In the first half of year, the Financial Services Institute, the Securities Industry and Financial Markets Association, the Investment Company Institute and the National Association of Insurance and Financial Advisors have each contributed $10,000 to Rep. Ann Wagner, R-Mo., whose bill would eliminate the DOL regulation and replace it with a best-interest advice standard for brokers outlined in the measure. The figures are contained in the groups' filings with the Federal Election Commission.
Under campaign finance rules, a political action committee of an interest group can donate $5,000 per election — primary and general — during a campaign cycle. The 2018 campaign cycle runs from Jan. 1, 2017, through Dec. 31, 2018.
A discussion draft of Ms. Wagner's bill was debated by the House Financial Services Committee at a July 13 hearing. Four of the five witnesses at the session were opponents of the DOL rule who were chosen by the panel's majority Republicans. They included industry officials representing FSI, SIFMA and the American Council of Life Insurers, which has contributed $7,500 to Ms. Wagner.
Critics of Ms. Wagner's legislation contend that its disclosure-based best-interest standard for brokers is a weak substitute for the DOL rule, which they say mitigates broker conflicts of interest that can lead to the sales of inappropriate high-fee products that erode savings. No Democratic lawmaker backed Ms. Wagner's bill at the hearing.
Opponents of the DOL rule say that it is too complex and costly and will force brokers to abandon savers with small accounts. They also say that the Securities and Exchange Commission should take the lead on advice standards. Ms. Wagner's bill requires the SEC to promulgate the broker best-interest standard.
As she departed the hearing, Ms. Wagner denied that she wrote her bill to curry favor with industry critics of the DOL rule.
"Absolutely not," she told reporters. "We work with all [groups]. It's my job as a legislator to make sure that my constituents and the retail investors are taken care of. My sole purpose through this really five-year journey [of promulgating the DOL rule] has been to protect low- and middle-income investors because they are the ones that are being hurt the most by this onerous, overreach, federal government, Washington-knows-best Department of Labor fiduciary rule."
Ms. Wagner's congressional district encompasses the suburbs of St. Louis, which is the headquarters of several brokerages, including Edward Jones, Stifel, Scottrade and Wells Fargo Advisors.
Donations to Ms. Wagner's campaign are not meant to buy a bill, according to Dale Brown, FSI president and chief executive.
"We make contributions from our PAC to support candidates — both Democrats and Republicans — who share our view on the importance of access to advice for small investors," Mr. Brown said following the hearing.

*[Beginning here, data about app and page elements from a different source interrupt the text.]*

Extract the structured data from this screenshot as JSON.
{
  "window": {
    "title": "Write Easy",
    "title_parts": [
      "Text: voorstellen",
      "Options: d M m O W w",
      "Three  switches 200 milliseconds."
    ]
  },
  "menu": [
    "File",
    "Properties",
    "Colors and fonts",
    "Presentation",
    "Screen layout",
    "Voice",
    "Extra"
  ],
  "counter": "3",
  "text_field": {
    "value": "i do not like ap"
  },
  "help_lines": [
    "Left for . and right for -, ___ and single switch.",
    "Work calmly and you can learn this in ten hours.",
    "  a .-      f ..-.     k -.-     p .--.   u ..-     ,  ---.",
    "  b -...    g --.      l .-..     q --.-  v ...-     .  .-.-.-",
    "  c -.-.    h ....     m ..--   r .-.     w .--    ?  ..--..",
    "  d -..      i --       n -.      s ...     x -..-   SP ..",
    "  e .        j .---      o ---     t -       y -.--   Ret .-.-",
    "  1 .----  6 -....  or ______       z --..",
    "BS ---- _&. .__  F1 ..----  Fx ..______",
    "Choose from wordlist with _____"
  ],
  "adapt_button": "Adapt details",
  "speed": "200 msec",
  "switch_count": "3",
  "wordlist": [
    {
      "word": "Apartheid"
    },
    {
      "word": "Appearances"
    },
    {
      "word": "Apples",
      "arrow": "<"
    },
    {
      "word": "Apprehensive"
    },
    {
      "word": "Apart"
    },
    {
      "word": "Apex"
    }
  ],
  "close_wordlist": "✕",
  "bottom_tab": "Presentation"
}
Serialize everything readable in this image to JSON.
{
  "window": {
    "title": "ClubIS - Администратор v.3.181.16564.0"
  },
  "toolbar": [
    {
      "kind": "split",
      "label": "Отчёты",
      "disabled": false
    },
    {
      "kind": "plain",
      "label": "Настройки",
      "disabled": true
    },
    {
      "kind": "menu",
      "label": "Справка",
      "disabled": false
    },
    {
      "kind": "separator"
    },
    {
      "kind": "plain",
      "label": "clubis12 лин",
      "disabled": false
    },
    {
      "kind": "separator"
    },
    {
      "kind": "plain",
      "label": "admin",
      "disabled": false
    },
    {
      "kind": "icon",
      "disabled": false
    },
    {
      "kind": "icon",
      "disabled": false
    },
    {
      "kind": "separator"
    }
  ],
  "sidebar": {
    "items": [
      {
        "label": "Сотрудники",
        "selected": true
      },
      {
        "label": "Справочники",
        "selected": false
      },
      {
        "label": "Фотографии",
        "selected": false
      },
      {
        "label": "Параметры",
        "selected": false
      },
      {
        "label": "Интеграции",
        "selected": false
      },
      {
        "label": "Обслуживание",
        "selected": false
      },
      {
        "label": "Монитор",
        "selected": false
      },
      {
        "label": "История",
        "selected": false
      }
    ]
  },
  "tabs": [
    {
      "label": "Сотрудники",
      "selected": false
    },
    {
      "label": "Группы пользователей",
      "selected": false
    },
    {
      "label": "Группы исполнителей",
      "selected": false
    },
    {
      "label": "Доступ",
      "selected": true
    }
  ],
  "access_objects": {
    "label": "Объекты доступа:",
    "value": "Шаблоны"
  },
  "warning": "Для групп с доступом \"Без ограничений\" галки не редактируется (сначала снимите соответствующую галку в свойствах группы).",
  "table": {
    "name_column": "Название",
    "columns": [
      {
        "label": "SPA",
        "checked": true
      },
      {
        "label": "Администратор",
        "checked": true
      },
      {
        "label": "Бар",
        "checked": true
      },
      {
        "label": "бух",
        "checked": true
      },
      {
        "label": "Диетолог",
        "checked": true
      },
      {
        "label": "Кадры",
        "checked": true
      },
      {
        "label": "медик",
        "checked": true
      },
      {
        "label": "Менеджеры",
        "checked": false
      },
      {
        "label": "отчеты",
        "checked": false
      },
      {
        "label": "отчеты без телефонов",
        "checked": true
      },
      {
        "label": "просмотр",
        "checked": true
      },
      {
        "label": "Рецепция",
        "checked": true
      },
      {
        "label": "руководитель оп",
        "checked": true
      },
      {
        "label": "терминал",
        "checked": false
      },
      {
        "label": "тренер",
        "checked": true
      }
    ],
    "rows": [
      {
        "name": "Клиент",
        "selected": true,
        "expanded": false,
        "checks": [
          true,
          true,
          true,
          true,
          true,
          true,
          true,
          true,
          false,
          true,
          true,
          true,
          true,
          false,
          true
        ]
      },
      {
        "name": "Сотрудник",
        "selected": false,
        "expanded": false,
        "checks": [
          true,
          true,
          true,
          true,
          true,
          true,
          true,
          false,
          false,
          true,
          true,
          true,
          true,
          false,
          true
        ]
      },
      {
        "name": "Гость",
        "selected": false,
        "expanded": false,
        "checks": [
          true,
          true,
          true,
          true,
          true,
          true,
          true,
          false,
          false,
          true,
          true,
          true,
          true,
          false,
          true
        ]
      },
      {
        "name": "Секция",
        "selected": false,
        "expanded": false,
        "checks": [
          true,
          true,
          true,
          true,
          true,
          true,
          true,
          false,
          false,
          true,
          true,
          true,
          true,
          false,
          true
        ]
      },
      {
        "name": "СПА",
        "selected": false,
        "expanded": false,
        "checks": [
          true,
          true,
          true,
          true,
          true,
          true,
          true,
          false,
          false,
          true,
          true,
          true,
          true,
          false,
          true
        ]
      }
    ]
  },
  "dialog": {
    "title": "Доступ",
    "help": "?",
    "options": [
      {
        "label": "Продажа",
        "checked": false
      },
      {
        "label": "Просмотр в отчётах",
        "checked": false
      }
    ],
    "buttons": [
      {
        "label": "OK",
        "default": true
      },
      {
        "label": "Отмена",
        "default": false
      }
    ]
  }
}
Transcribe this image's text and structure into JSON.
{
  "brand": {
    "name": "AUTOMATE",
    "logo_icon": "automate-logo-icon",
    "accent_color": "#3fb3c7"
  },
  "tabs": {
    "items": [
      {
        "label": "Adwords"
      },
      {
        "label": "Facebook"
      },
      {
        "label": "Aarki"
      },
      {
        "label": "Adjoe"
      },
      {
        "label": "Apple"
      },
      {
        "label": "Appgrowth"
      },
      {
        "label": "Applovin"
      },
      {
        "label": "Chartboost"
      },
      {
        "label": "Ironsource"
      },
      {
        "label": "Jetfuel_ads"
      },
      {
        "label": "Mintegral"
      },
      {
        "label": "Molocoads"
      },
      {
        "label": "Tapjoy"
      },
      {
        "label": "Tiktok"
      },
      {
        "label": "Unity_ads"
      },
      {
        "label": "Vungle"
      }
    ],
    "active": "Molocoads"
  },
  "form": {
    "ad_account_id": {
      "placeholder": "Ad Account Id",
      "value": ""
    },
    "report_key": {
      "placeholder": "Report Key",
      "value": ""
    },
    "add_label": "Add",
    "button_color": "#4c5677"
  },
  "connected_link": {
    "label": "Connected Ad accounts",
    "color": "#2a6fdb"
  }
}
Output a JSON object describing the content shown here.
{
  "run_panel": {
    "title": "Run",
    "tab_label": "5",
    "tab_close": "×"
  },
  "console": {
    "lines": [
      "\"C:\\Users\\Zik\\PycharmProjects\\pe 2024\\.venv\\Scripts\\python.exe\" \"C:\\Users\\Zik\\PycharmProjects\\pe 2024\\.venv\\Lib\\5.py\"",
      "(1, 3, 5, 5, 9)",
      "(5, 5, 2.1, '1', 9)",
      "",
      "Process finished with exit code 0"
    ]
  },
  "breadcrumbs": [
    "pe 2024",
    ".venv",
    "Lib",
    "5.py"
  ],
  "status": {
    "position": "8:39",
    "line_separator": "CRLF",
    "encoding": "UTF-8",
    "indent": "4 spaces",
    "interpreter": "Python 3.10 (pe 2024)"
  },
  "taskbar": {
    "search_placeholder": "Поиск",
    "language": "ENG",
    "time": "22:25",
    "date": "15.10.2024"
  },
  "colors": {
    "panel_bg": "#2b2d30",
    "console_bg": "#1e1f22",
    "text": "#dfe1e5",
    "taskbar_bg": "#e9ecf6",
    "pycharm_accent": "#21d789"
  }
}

The FSI spends money on both sides of the aisle. For instance, it has contributed $2,500 to Rep. Maxine Waters, D-Calif. and ranking member of the House Financial Services Committee, who opposes Ms. Wagner's bill and has been a stalwart supporter of the DOL rule. The NAIFA contributed to $5,000 to Ms. Waters.
Another high-ranking Democrat on the House financial panel, Rep. Carolyn Maloney of New York, has received campaign donations from the Insured Retirement Institute ($2,500), ICI ($8,000) and NAIFA ($2,500).
Brokerage industry trade associations give much more to all lawmakers' campaigns than organizations that represent investment advisers. Total spending in the 2018 cycle for FSI ($100,500), SIFMA ($246,000), ACLI ($412,500) and ICI ($741,000) dominates that of the Investment Adviser Association ($3,000), and the Financial Planning Association ($35,500).
There is the same disparity in lobbying expenditures, according to the Office of the House Clerk. For instance, in the first half of 2017, FSI ($300,000), IRI ($210,000), SIFMA ($3.4 million), NAIFA ($1.1 million) and ACLI ($2.1 million) spent many multiples more than IAA ($85,000) and FPA ($30,000).